This original branch of Nude just never stops being busy, even at times of the day that should be quiet. The enduring popularity has a pretty simple explanation: quality and (relative) consistency. That, plus a sizeable local catchment area encompassing business as well as residential custom.Read more
Venue says: Own-blend coffee and an interesting, seasonal, all day menu. Lantana has been called 'a little bit of Australia in London'.
The eastern outpost of Fitzrovia’s Lantana is roomier and serves an evening menu as well as the lunch and breakfast dishes Lantana is known for. The stack of corn fritters with crispy bacon, spinach and roast tomato, with avocado-chilli-lime salsa and crème fraiche, is a must-try in both locations. More sizeable mains such as a moreish Asian sticky chicken salad with nuoc cham dressing generally hit the spot too. Good, own-made cakes are baked daily, and often reflect the café’s Antipodean heritage – you might see friands arrayed on the counter. Weekend brunch is popular, for the easy-going atmosphere as much as the near-perfect comfort food. Such dishes include delicious french toast (a dreamy toasted coconut version with ricotta, lime syrup and pistachio), inventive eggy combos, and specials such as grilled asparagus with black pudding, roast tomato, poached egg and hollandaise on sourdough. Add a generous bloody mary and you’re set up for the day.

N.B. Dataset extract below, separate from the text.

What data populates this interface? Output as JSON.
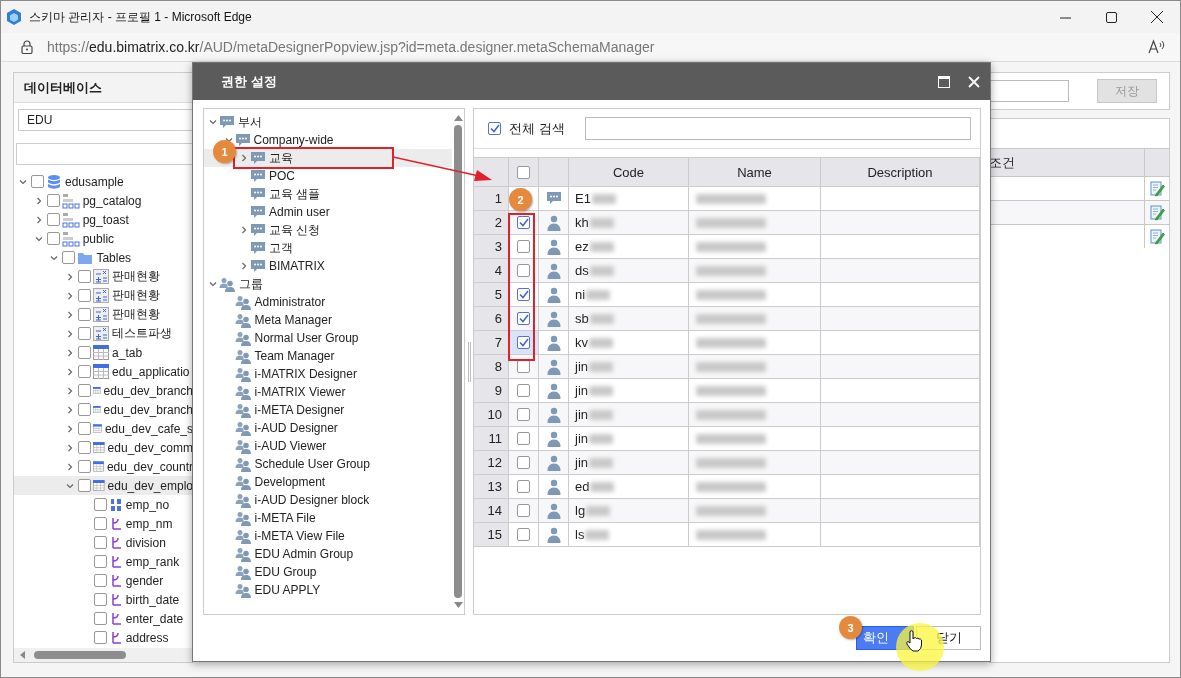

Noise reverberates around the industrial space (all exposed pipework and bare walls), but, visually at least, Salvation Jane is softened by a charming collection of mid-century modern bits and pieces. Staff are kept busy, working both the room and the outdoor terrace, but efficiency can tail off at night.